App and web page records
-*-

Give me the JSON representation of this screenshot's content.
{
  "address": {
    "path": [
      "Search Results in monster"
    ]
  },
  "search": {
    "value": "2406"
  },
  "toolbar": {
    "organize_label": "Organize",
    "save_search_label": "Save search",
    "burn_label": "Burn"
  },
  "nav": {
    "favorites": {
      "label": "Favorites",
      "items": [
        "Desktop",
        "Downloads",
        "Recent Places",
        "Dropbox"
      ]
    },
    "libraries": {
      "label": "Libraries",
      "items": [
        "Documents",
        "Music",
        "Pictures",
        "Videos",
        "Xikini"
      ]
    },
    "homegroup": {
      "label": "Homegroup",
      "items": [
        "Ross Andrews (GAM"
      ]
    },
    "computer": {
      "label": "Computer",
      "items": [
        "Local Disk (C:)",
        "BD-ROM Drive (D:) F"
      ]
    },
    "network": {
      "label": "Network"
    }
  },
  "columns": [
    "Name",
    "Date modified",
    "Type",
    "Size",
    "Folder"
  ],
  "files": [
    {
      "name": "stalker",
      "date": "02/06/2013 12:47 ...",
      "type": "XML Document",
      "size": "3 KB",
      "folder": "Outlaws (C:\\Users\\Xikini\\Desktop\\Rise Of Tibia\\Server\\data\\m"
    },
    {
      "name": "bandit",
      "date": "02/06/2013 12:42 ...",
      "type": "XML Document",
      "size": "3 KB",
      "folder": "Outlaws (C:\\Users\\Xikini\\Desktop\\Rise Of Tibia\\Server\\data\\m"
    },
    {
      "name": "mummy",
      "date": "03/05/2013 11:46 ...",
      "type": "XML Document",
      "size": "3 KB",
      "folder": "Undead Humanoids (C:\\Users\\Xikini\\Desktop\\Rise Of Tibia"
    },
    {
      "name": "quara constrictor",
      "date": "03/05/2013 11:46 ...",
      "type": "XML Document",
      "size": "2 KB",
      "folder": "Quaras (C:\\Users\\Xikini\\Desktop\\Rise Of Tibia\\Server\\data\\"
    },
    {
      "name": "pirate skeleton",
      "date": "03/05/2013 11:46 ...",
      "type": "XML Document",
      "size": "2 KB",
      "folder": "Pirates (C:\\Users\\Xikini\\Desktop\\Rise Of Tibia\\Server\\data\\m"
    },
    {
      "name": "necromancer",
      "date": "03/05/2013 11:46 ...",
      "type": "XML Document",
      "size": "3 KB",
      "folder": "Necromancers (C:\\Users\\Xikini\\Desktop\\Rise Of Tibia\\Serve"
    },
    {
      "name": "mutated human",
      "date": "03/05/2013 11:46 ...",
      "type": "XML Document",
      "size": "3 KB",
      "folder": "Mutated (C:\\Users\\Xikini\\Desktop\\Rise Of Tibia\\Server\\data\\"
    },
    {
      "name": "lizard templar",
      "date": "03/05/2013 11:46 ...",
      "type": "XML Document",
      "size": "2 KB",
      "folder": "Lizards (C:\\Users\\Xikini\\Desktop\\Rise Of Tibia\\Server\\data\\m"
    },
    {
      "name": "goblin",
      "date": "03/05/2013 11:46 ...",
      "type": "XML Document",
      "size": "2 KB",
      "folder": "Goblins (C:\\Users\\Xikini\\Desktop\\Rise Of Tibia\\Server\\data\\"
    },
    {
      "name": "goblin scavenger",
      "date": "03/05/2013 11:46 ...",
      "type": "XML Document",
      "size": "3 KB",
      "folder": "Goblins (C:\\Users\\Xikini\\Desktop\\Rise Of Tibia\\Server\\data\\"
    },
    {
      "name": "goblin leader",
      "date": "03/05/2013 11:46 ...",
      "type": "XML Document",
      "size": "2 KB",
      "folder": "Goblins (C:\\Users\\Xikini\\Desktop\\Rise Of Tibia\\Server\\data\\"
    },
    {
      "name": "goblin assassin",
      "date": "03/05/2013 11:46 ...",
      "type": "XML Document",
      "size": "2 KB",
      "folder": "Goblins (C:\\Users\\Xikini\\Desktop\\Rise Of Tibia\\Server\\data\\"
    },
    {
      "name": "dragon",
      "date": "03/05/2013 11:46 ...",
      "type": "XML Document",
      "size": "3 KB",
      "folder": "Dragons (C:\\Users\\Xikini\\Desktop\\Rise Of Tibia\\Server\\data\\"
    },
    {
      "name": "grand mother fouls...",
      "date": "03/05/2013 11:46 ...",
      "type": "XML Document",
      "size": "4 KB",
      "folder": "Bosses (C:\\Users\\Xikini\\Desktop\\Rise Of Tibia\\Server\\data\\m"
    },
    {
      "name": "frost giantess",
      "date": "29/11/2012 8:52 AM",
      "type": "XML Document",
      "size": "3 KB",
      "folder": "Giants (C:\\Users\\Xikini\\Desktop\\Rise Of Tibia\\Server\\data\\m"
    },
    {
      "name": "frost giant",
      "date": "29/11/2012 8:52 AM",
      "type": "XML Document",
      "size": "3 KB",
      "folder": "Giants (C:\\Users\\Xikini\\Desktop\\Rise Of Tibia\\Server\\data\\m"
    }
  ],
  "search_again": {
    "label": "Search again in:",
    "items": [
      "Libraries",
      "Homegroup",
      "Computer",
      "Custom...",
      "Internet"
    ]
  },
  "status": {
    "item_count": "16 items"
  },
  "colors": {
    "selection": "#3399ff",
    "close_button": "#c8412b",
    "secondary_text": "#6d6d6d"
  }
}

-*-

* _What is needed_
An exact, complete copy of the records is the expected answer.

* _Task output_
Give me the JSON representation of this screenshot's content.
{
  "address": {
    "path": [
      "Search Results in monster"
    ]
  },
  "search": {
    "value": "2406"
  },
  "toolbar": {
    "organize_label": "Organize",
    "save_search_label": "Save search",
    "burn_label": "Burn"
  },
  "nav": {
    "favorites": {
      "label": "Favorites",
      "items": [
        "Desktop",
        "Downloads",
        "Recent Places",
        "Dropbox"
      ]
    },
    "libraries": {
      "label": "Libraries",
      "items": [
        "Documents",
        "Music",
        "Pictures",
        "Videos",
        "Xikini"
      ]
    },
    "homegroup": {
      "label": "Homegroup",
      "items": [
        "Ross Andrews (GAM"
      ]
    },
    "computer": {
      "label": "Computer",
      "items": [
        "Local Disk (C:)",
        "BD-ROM Drive (D:) F"
      ]
    },
    "network": {
      "label": "Network"
    }
  },
  "columns": [
    "Name",
    "Date modified",
    "Type",
    "Size",
    "Folder"
  ],
  "files": [
    {
      "name": "stalker",
      "date": "02/06/2013 12:47 ...",
      "type": "XML Document",
      "size": "3 KB",
      "folder": "Outlaws (C:\\Users\\Xikini\\Desktop\\Rise Of Tibia\\Server\\data\\m"
    },
    {
      "name": "bandit",
      "date": "02/06/2013 12:42 ...",
      "type": "XML Document",
      "size": "3 KB",
      "folder": "Outlaws (C:\\Users\\Xikini\\Desktop\\Rise Of Tibia\\Server\\data\\m"
    },
    {
      "name": "mummy",
      "date": "03/05/2013 11:46 ...",
      "type": "XML Document",
      "size": "3 KB",
      "folder": "Undead Humanoids (C:\\Users\\Xikini\\Desktop\\Rise Of Tibia"
    },
    {
      "name": "quara constrictor",
      "date": "03/05/2013 11:46 ...",
      "type": "XML Document",
      "size": "2 KB",
      "folder": "Quaras (C:\\Users\\Xikini\\Desktop\\Rise Of Tibia\\Server\\data\\"
    },
    {
      "name": "pirate skeleton",
      "date": "03/05/2013 11:46 ...",
      "type": "XML Document",
      "size": "2 KB",
      "folder": "Pirates (C:\\Users\\Xikini\\Desktop\\Rise Of Tibia\\Server\\data\\m"
    },
    {
      "name": "necromancer",
      "date": "03/05/2013 11:46 ...",
      "type": "XML Document",
      "size": "3 KB",
      "folder": "Necromancers (C:\\Users\\Xikini\\Desktop\\Rise Of Tibia\\Serve"
    },
    {
      "name": "mutated human",
      "date": "03/05/2013 11:46 ...",
      "type": "XML Document",
      "size": "3 KB",
      "folder": "Mutated (C:\\Users\\Xikini\\Desktop\\Rise Of Tibia\\Server\\data\\"
    },
    {
      "name": "lizard templar",
      "date": "03/05/2013 11:46 ...",
      "type": "XML Document",
      "size": "2 KB",
      "folder": "Lizards (C:\\Users\\Xikini\\Desktop\\Rise Of Tibia\\Server\\data\\m"
    },
    {
      "name": "goblin",
      "date": "03/05/2013 11:46 ...",
      "type": "XML Document",
      "size": "2 KB",
      "folder": "Goblins (C:\\Users\\Xikini\\Desktop\\Rise Of Tibia\\Server\\data\\"
    },
    {
      "name": "goblin scavenger",
      "date": "03/05/2013 11:46 ...",
      "type": "XML Document",
      "size": "3 KB",
      "folder": "Goblins (C:\\Users\\Xikini\\Desktop\\Rise Of Tibia\\Server\\data\\"
    },
    {
      "name": "goblin leader",
      "date": "03/05/2013 11:46 ...",
      "type": "XML Document",
      "size": "2 KB",
      "folder": "Goblins (C:\\Users\\Xikini\\Desktop\\Rise Of Tibia\\Server\\data\\"
    },
    {
      "name": "goblin assassin",
      "date": "03/05/2013 11:46 ...",
      "type": "XML Document",
      "size": "2 KB",
      "folder": "Goblins (C:\\Users\\Xikini\\Desktop\\Rise Of Tibia\\Server\\data\\"
    },
    {
      "name": "dragon",
      "date": "03/05/2013 11:46 ...",
      "type": "XML Document",
      "size": "3 KB",
      "folder": "Dragons (C:\\Users\\Xikini\\Desktop\\Rise Of Tibia\\Server\\data\\"
    },
    {
      "name": "grand mother fouls...",
      "date": "03/05/2013 11:46 ...",
      "type": "XML Document",
      "size": "4 KB",
      "folder": "Bosses (C:\\Users\\Xikini\\Desktop\\Rise Of Tibia\\Server\\data\\m"
    },
    {
      "name": "frost giantess",
      "date": "29/11/2012 8:52 AM",
      "type": "XML Document",
      "size": "3 KB",
      "folder": "Giants (C:\\Users\\Xikini\\Desktop\\Rise Of Tibia\\Server\\data\\m"
    },
    {
      "name": "frost giant",
      "date": "29/11/2012 8:52 AM",
      "type": "XML Document",
      "size": "3 KB",
      "folder": "Giants (C:\\Users\\Xikini\\Desktop\\Rise Of Tibia\\Server\\data\\m"
    }
  ],
  "search_again": {
    "label": "Search again in:",
    "items": [
      "Libraries",
      "Homegroup",
      "Computer",
      "Custom...",
      "Internet"
    ]
  },
  "status": {
    "item_count": "16 items"
  },
  "colors": {
    "selection": "#3399ff",
    "close_button": "#c8412b",
    "secondary_text": "#6d6d6d"
  }
}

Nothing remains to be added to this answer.